Young In Hong’s interest in rearranging the hierarchical order of the world is visible in site-specific projects such as The Curtain (2001), The Pillar (2002), Open Theatre (2004) and The Performing City (2005). In the public art project Miners’ Orange (2009), around five hundred people wearing orange garments paraded without any slogan, theme or purpose in the small exmining town Gohan-Sabuk in South Korea. The government had recently established a casino business in this town, and the purpose of the parade was to question the impact this transition had on the villagers’ lives and how they looked upon themselves. In Miners’ Orange, Hong made the complexity of Gohan-Sabuk’s identity visible through an act of collective performance.

Young In Hong has participated in numerous exhibitions in Asia, Europe and the US. Her selected institutional and museum shows include Playtime (2012), Culture Station Seoul 284, Seoul, South Korea, City Rituals: Gestures (2012), Art Club 1563, Seoul, South Korea, Korean Eye: Energy and Matter (2011), MAD, New York, USA, Korean Eye: Fantastic Ordinary (2010), Saatchi Gallery, London, UK, Another Masterpiece, New Acquisitions (2008), Gyeonggi MOMA, Korea, Good Morning, Mr. Nam June Paik (2008), Korean Cultural Centre, London, UK, Incheon Women Artists’ Biennale (2007), Incheon Culture and Arts Centre, Korea, Particules Libres (2007), Cité Internationale des Arts, Paris, France.

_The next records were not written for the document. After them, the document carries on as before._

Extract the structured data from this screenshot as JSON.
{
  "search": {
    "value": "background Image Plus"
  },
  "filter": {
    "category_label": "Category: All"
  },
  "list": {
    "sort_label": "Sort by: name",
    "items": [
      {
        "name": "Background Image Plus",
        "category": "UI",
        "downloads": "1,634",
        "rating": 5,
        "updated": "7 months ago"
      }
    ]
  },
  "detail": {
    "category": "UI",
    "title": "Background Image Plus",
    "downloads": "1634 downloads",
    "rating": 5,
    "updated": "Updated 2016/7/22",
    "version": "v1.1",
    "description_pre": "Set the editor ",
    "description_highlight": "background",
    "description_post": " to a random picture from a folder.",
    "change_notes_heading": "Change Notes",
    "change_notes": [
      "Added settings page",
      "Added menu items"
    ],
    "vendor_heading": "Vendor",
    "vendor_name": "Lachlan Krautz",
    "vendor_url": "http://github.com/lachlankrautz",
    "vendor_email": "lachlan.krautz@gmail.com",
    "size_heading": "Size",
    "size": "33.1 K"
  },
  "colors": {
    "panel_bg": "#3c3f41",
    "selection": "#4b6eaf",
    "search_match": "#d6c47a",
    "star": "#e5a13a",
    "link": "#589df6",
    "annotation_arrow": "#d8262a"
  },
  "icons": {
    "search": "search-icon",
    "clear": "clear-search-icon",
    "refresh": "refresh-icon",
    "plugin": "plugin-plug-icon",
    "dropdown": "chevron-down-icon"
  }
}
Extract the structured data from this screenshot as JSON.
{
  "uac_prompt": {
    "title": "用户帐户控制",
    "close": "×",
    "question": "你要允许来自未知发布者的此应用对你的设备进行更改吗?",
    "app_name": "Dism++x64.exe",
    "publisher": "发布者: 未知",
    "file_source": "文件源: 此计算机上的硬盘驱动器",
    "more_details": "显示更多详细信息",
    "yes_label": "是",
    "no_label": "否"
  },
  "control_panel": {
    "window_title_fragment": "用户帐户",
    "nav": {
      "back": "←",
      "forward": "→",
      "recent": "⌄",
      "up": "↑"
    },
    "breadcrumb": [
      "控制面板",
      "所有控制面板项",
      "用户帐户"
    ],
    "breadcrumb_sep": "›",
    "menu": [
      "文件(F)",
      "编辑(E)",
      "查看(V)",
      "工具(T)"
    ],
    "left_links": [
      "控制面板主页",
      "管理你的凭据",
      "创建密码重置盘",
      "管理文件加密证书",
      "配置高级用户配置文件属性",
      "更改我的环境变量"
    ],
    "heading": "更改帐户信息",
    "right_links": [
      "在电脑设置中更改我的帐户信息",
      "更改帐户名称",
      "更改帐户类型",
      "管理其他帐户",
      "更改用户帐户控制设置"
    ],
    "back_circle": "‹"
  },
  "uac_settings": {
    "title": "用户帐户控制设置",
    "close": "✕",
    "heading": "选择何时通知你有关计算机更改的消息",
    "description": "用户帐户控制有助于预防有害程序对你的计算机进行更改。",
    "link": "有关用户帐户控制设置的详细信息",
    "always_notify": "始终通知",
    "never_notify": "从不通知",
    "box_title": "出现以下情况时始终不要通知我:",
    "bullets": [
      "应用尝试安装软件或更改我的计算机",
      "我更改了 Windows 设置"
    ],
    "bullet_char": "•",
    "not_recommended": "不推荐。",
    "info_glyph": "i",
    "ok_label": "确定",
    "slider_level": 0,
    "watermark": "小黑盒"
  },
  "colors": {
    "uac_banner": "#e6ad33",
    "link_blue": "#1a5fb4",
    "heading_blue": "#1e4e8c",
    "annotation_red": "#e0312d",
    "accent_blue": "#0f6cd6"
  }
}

Read more about exhibitions with the artist here.

Follow Cecilia Hillström Gallery on Artsy